In the race to develop a programmatic infrastructure to buy and sell TV viewers the way agencies and trading desks now trade the right to serve ads to individual online users, Videology has begun working with addressable TV ad technology developer Invidi. The deal, which is not exclusive, enables Videology to use its enhanced audience targeting technologies to deliver specific TV ads to individual TV set-top boxes via Invidi’s technology.
“What Invidi does is it makes it possible for you to deliver an addressable ad to a set-top box. What we do is make sure you’re delivering the right ad,” explains Videology Chairman-CEO Scott Ferber.
Actually, Videology does a little more than that. While targeting the right ad to the right viewer is at the core of its data science, Videology’s system also factors in all the supply-and-demand-based marketplace variables to determine what is the most effective yield for the buy- and the sell-side of the addressable TV advertising marketplace -- much the way online’s and mobile’s trading platforms enable real-time bidding to function.
That’s no easy task, Ferber says, ticking off such data variables as “audience,” “performance,” “inventory” and “pricing” that all need to be managed in or near real-time in order to ensure the right ad is served on behalf of the right brand to the right viewer at the right time.
“It is a 10 to a 50 exponential problem in terms of the number of permutations involved here,” he says, explaining the number of mathematical calculations that could be involved in making a decision to serve an ad to an individual TV viewer utilizing all that data logic.
“There are all sorts of performance requirements -- technological things -- so many pieces and factors that come into what that decision is,” he continues. “That’s what we do. We take all that information, crunch it, and say that for this opportunity, this is the right message for the right consumer on the right box at the right time.”
Ferber says Videology has already quietly begun delivering TV ads on that basis for a “multiple” number of undisclosed advertisers, which the company declined to reveal, citing its clients’ requests for anonymity -- but he said those campaigns have already been served to about 13 million households out of a potential 40 million households served by cable and satellite TV operators utilizing Invidi’s addressable TV ad technology.

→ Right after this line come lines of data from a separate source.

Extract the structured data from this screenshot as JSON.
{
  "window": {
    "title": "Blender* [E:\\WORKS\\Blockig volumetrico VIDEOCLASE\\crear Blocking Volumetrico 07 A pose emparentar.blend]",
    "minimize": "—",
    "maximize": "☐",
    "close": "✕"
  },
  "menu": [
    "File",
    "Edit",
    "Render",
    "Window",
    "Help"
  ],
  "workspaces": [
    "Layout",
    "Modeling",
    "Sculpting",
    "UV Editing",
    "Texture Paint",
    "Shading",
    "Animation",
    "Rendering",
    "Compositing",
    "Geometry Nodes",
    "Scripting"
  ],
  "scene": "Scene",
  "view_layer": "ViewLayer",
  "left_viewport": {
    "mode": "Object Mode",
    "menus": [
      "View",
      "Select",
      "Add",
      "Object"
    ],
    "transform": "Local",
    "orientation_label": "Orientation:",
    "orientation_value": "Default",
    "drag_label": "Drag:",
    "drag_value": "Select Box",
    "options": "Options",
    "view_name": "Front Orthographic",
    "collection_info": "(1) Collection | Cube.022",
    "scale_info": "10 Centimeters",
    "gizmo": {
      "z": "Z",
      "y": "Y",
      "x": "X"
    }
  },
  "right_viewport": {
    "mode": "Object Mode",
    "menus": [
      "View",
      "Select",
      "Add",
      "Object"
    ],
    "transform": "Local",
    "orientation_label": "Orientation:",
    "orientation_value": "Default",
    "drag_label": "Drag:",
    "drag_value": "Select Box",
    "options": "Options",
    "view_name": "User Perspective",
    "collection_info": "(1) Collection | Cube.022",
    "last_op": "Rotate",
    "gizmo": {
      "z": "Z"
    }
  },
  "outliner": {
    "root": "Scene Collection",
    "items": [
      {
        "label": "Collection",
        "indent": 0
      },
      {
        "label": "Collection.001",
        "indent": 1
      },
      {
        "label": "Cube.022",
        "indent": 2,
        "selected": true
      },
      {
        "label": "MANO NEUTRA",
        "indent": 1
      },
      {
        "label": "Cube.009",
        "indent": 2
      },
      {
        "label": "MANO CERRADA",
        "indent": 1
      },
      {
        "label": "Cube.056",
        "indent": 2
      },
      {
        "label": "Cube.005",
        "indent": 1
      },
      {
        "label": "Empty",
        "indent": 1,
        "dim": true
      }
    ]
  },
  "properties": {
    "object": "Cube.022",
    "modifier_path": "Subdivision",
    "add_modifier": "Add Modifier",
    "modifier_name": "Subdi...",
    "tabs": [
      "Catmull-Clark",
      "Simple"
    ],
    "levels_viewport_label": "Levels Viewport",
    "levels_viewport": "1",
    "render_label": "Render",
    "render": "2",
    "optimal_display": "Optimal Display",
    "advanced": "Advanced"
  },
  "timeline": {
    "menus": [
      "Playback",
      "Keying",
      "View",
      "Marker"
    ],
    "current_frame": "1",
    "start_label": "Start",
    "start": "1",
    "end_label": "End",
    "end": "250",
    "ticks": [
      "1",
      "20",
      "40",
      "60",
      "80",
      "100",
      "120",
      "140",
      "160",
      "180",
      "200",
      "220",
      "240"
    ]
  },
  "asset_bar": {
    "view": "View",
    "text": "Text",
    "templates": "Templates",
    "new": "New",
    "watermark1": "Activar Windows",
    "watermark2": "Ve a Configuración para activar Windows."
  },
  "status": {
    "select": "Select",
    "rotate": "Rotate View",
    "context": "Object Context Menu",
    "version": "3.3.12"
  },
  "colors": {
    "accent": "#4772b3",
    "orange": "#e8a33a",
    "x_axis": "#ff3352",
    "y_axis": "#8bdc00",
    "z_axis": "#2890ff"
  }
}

“What’s unique about this is that, for the first time, we can actually do what we do in digital media on linear-feed television, which is serve a different ad to user watching an individual set-top box in a household against different set-top boxes watching the same content at the same time.”
Currently, the inventory Videology is working with involves the two minutes per hour of “local” TV advertising avails that national TV networks give to local operators as part of their distribution agreements -- and Ferber says Videology hopes to demonstrate that its data and technology can improve their yields enough that they free up more of their inventory to be traded via Videology’s platform, but more importantly, that it sends a signal to the national TV networks that distribute through the same cable TV infrastructure to put some of their “national” advertising inventory into the system as well.
“The easiest thing is to activate first is the two [local] minutes [per hour], because there are fewer people to get agreements from, but the big bang is getting the other 14 minutes of national inventory [per hour],” he says.
Ferber -- who helped pioneer the current online audience-buying marketplace as founder of one of the first online advertising networks, Advertising.com, in the late 1990s -- in effect is trying to bring that same innovation to the TV advertising industry. But he’s not alone. Another early Internet TV advertising pioneer, Dave Morgan (founder of online behavioral targeting firm Tacoda) is also utilizing advanced analytics to make TV advertising more effective and efficient, as is PrecisionDemand, a company run by former Madison Avenue media buying chief Jon Mandel.
Meanwhile, one of Invidi’s chief rivals in the addressable TV ad technology business, Visible World (see separate story in today’s RTM Daily), has spun off an audience-buying company called AudienceXpress that also is enabling advertisers, agencies and local cable TV operators to trade unwired networks of local cable TV audiences based on advanced data targeting attributes.
Big agencies and agency trading desks, meanwhile, are setting up their own proprietary TV audience-buying systems, which often utilize their own proprietary data on the underlying value of audience targets.
Videology’s Ferber says that’s all healthy for the fledgling programmatic TV audience-buying business, because it means players on all sides want to bring the same scientific approach to targeting and trading TV audiences, which has begun to transform the online, mobile and social media marketplaces.
One thing that he says is different about Videology is that it’s 100% “neutral” and will work with both the demand- and the supply-sides to improve yields for both, and it will also work with any infrastructure player, including Invidi rivals Visible World, Black Arrow and anyone else who can deliver an ad targeted to to the right TV viewer.